Return only how many lines in the data include the string "Microsoft".

*** RECORDS FOR THE EXERCISE ***

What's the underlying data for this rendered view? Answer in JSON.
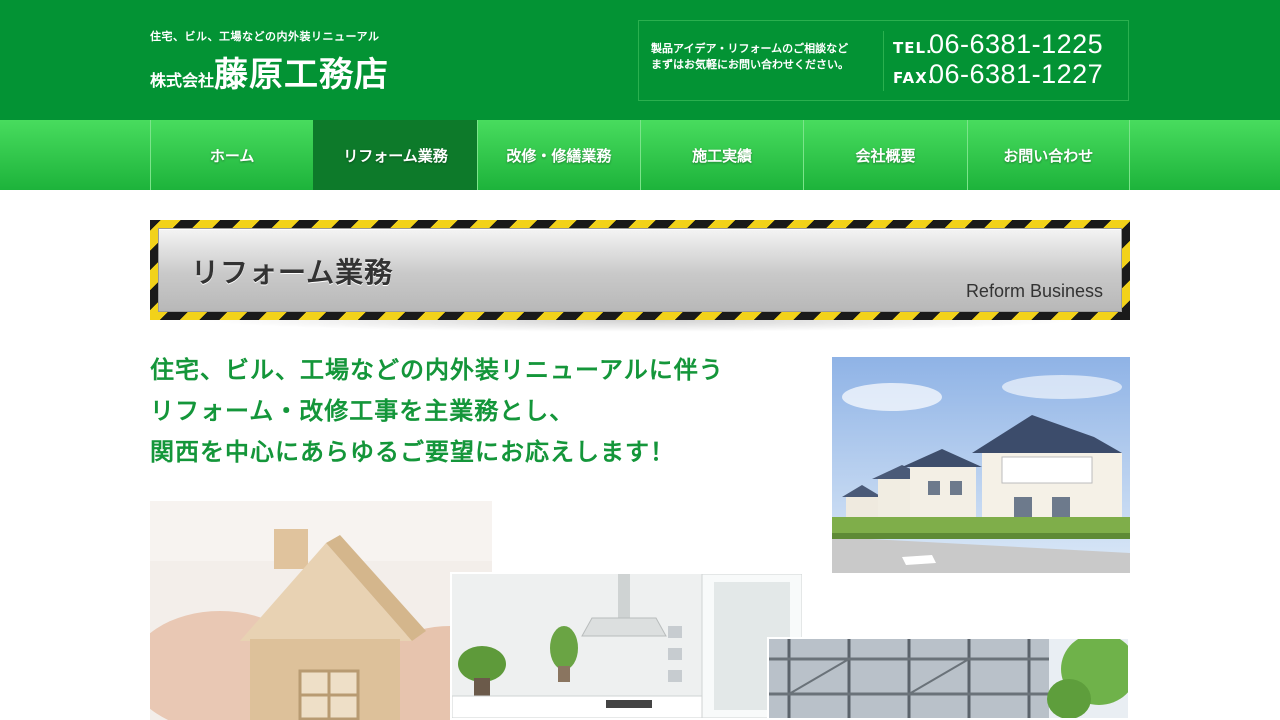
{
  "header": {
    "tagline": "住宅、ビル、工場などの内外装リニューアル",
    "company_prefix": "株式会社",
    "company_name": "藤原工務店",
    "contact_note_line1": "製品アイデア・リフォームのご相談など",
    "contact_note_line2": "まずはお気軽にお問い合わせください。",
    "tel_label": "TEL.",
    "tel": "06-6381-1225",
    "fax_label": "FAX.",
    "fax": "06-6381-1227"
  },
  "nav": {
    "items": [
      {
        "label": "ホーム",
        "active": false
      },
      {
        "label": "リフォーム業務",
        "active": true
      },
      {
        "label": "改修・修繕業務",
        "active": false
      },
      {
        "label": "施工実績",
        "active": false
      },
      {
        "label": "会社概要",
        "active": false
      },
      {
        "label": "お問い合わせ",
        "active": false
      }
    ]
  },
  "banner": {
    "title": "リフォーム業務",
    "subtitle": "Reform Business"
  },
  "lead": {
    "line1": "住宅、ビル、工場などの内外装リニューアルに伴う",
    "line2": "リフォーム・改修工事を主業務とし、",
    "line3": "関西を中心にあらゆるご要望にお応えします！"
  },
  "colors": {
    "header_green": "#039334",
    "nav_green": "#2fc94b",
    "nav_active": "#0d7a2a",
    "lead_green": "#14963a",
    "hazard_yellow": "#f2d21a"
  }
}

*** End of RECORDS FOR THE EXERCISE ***
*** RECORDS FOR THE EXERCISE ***

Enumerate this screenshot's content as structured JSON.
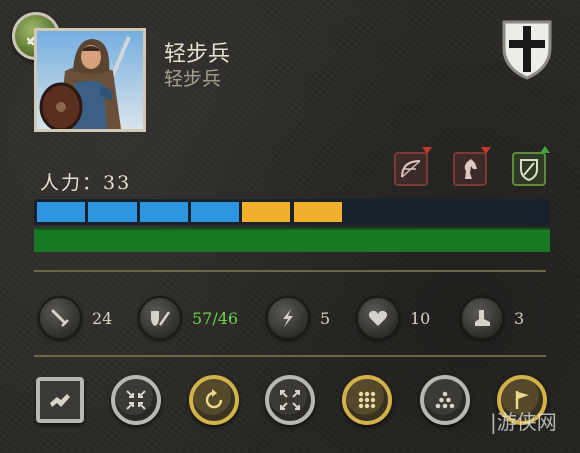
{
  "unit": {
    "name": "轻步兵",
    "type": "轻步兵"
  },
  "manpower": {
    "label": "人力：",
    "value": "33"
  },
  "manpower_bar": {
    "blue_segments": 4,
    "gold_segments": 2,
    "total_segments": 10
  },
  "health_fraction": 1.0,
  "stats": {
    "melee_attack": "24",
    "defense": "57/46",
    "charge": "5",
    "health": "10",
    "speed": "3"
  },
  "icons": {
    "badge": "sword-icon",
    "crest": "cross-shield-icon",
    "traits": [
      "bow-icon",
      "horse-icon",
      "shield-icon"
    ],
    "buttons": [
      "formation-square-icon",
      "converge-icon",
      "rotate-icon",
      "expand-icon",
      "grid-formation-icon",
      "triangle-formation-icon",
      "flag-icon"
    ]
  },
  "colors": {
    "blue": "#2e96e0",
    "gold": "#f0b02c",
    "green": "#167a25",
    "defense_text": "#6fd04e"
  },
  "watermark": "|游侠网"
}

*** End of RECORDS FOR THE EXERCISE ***
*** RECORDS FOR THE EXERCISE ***

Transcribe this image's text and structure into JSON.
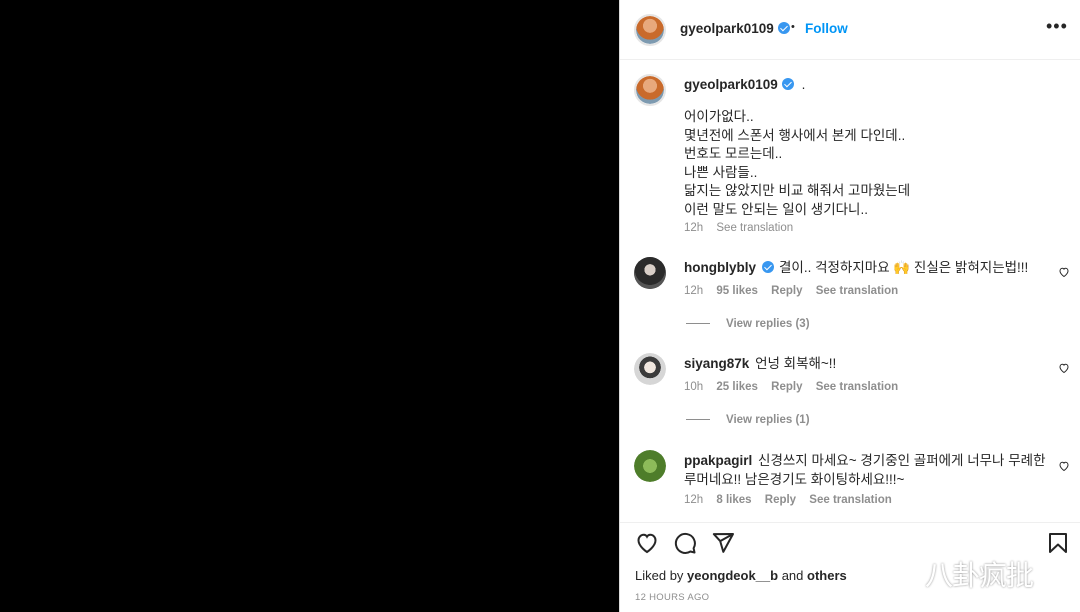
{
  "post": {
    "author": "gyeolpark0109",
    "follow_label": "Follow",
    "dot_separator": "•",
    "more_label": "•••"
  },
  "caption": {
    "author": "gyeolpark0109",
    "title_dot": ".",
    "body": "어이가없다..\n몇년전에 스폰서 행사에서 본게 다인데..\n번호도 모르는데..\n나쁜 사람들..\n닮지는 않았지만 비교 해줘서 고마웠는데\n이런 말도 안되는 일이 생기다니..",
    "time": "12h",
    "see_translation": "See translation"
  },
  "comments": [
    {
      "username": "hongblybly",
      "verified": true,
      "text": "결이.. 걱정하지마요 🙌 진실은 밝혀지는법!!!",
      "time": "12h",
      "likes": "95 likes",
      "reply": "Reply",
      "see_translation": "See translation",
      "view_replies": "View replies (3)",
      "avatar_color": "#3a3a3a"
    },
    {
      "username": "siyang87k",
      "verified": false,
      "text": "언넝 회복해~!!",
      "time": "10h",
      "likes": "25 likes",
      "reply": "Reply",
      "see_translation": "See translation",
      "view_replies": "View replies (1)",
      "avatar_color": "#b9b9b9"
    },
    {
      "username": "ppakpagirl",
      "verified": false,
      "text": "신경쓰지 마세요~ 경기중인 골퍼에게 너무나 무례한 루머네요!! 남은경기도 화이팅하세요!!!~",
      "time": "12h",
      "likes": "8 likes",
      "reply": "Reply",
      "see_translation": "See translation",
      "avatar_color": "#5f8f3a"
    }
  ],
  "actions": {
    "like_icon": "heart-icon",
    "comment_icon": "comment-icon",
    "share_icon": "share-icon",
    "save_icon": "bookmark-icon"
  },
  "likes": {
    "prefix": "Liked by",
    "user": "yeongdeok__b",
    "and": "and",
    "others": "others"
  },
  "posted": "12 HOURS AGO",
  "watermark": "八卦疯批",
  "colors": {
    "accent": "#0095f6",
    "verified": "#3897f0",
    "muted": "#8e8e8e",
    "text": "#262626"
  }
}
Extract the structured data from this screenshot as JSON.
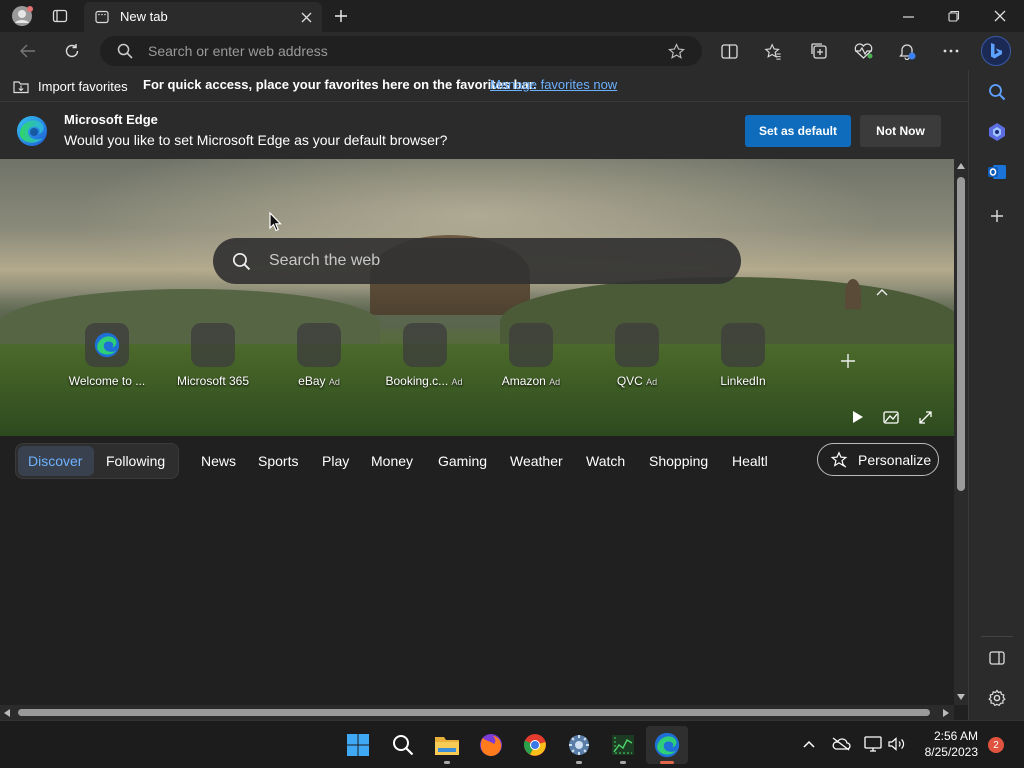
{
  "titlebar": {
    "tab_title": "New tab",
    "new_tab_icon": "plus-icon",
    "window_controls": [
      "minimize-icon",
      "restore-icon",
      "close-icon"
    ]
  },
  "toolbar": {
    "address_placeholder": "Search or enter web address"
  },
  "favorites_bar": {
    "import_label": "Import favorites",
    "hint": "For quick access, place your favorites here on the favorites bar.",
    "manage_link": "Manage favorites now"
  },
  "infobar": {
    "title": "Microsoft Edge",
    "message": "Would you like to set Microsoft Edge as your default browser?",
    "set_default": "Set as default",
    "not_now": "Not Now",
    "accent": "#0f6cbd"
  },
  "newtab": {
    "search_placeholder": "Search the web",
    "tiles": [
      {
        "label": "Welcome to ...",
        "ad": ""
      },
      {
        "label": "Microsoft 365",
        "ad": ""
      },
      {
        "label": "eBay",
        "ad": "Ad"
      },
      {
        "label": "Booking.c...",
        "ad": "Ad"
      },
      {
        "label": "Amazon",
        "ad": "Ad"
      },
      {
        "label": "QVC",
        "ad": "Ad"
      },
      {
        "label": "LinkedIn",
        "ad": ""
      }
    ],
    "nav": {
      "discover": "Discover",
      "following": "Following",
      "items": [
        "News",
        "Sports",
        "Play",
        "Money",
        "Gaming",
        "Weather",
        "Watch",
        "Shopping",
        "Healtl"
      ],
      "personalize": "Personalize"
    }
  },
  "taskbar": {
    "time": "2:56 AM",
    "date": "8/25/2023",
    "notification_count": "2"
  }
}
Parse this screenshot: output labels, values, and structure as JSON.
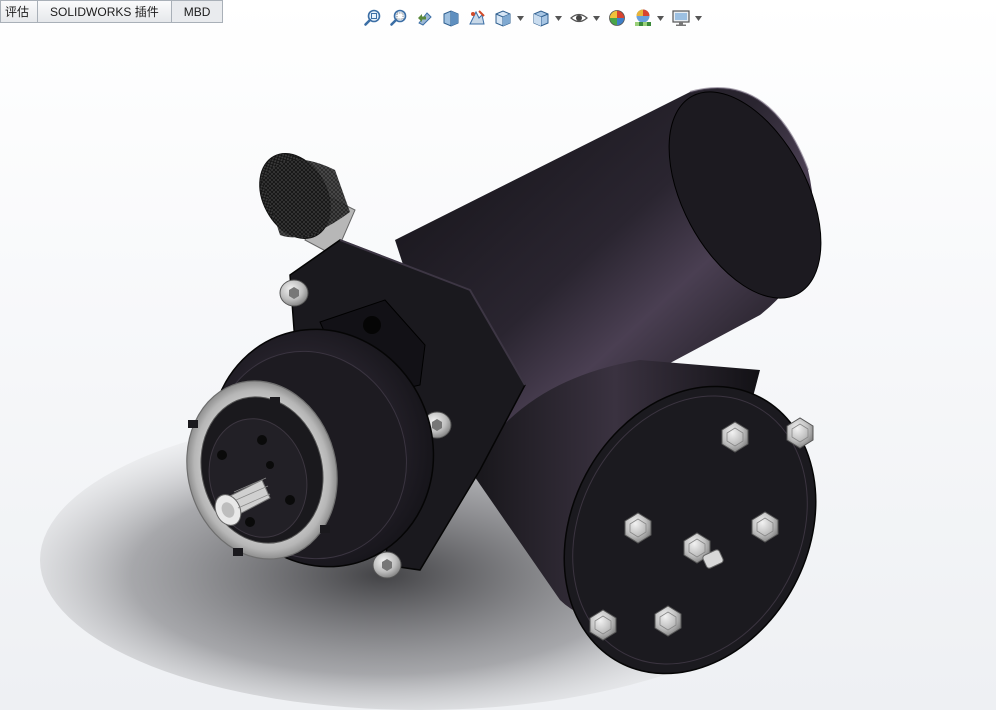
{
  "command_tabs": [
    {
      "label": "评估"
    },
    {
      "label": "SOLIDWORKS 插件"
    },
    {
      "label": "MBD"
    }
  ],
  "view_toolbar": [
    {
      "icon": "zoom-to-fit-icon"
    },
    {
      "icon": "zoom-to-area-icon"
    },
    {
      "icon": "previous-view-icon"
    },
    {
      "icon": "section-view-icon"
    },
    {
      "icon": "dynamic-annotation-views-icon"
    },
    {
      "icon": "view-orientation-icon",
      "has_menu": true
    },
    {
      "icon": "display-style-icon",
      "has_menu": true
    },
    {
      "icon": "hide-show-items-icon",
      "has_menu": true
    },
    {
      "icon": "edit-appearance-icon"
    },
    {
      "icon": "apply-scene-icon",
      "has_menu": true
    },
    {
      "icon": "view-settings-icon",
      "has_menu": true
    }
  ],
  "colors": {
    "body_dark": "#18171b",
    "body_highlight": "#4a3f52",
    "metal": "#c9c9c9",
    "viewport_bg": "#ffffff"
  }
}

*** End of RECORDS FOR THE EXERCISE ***

→ **RESPONSE AREA**
3